Fencer Ibtihaj Muhammad made history last summer, becoming the first muslim woman to represent the United States in the Olympics while wearing a hijab. With her team, she won a bronze medal at the Games and used her platform to advance acceptance of Muslims in America. In a letter she published on Time.com today she warns that the tolerance and understanding she has been advocating has come under fire from President Donald Trump and his supporters.
The climate of fear and hatred fueled and perpetuated by your campaign is gaining momentum through your actions in office. Since your election, I have been “profiled” at the airport, accused of looking “suspicious” and, on the streets of New York, I have been told to “go back to my country.” This isn’t the America that I know and it isn’t the America that the world looks to for inspiration and leadership.
There are 3 million American Muslims. They teach our children, treat our sick, fight our wars, and despite your attacks, continue to stand proudly on the front lines of keeping all Americans safe. My faith calls on me to help the less fortunate and speak out against injustice. President Trump, look at the math: we do not have a refugee terrorist problem. It simply doesn’t exist. But, I do fear a not-so-subtle campaign of terror now being waged on our American ideals of justice and equality.
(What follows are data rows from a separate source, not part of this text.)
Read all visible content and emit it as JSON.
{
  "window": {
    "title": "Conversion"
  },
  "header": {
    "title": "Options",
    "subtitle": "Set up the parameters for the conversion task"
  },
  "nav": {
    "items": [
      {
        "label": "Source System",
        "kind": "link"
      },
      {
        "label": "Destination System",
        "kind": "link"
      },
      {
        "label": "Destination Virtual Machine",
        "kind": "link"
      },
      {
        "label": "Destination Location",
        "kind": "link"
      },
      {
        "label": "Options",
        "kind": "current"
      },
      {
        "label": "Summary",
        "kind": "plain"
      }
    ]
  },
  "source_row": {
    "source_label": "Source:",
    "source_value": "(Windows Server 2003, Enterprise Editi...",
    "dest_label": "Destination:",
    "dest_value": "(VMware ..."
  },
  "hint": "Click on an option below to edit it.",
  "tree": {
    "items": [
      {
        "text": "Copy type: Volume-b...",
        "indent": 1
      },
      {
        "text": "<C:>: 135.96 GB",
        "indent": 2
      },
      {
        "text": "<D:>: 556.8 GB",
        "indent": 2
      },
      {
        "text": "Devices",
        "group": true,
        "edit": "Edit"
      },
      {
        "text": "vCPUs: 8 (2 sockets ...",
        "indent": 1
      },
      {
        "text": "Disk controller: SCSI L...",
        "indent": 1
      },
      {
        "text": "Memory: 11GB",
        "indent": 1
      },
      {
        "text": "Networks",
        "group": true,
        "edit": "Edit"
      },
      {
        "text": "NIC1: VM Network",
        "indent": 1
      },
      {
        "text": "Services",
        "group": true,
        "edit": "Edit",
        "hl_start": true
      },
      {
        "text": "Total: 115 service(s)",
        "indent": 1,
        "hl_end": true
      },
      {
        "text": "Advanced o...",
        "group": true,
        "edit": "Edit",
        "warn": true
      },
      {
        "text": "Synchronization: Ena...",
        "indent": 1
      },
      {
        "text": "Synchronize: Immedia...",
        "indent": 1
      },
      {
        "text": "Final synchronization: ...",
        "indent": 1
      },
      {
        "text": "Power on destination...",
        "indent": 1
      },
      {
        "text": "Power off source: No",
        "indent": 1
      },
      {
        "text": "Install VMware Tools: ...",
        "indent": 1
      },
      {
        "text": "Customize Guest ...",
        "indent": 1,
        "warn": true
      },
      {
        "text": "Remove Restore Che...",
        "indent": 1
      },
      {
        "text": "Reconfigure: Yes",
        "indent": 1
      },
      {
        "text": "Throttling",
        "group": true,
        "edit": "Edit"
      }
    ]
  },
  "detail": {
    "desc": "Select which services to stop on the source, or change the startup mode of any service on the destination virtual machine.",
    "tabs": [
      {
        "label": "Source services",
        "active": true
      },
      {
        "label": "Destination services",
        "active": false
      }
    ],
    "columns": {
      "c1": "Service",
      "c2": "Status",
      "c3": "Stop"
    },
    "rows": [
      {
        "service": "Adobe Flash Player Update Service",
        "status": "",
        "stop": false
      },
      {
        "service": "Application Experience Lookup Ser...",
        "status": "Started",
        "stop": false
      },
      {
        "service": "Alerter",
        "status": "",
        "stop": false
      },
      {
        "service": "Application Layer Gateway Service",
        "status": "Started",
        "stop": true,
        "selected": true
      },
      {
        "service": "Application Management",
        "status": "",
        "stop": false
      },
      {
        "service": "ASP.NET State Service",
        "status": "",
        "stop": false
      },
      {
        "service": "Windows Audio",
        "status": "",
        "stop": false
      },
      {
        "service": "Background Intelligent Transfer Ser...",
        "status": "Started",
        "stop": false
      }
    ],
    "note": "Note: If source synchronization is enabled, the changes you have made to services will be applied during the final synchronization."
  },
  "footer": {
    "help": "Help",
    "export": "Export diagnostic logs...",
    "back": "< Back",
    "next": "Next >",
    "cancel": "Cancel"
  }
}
Muhammad explains to Trump that just because she is Muslim, that doesn’t make her any less American, and that she is in fact an embodiment of American ideals. She was born and raised in Maplewood, N.J. Her father is a retired police officer and her mother an elementary school teacher, and from her middle class roots, she has risen to Olympic medalist. “I am the picture of the American Dream—a public school kid, with loving parents who told me that with hard work and perseverance, I could be whatever I wanted to be,” she wrote.
But since he Trump was elected, she’s seen tolerance fade. Muhammad says she was recently detained by U.S. Customs for two hours with no explanation. “I can’t tell you why it happened to me,” she told Popsugar. “But I know that I’m Muslim. I have an Arabic name. And even though I represent Team USA and I have that Olympic hardware, it doesn’t change how you look and how people perceive you.”
Yet this will not be a fight she will back down from. Since she stepped onto the national stage with her Olympic performance last year, she knows it’s important to be a visible symbol and inspiration for female muslim athletes, as she told Rolling Stone, “It’s always difficult when you don’t see someone excelling in something that you may have dreams or aspirations to participate in or excel at. It’s hard to see yourself in that space.”
An interesting read via GOOD